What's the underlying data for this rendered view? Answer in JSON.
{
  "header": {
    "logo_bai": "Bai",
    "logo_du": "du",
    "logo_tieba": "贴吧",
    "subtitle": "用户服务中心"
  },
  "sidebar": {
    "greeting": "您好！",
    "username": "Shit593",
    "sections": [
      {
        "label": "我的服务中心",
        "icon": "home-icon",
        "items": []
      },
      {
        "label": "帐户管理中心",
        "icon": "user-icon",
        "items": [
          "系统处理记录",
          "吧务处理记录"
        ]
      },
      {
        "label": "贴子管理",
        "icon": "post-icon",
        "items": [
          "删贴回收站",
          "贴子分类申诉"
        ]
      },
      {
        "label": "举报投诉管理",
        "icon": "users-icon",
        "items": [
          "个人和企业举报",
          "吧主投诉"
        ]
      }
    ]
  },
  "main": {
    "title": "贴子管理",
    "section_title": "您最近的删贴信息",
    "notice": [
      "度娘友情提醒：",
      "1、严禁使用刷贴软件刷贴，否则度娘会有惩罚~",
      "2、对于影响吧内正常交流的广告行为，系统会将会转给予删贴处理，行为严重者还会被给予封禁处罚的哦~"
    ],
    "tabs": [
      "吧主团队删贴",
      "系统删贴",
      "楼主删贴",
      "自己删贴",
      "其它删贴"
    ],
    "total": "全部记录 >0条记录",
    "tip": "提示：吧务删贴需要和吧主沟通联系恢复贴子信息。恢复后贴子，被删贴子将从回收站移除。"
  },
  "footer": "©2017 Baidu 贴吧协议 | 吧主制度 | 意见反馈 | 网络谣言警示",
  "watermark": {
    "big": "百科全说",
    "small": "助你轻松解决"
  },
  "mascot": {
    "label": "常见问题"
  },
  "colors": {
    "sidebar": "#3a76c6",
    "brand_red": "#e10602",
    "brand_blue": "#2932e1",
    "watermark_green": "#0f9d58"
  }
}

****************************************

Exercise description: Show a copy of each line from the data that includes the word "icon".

Exercise result:
        "icon": "home-icon",
        "icon": "user-icon",
        "icon": "post-icon",
        "icon": "users-icon",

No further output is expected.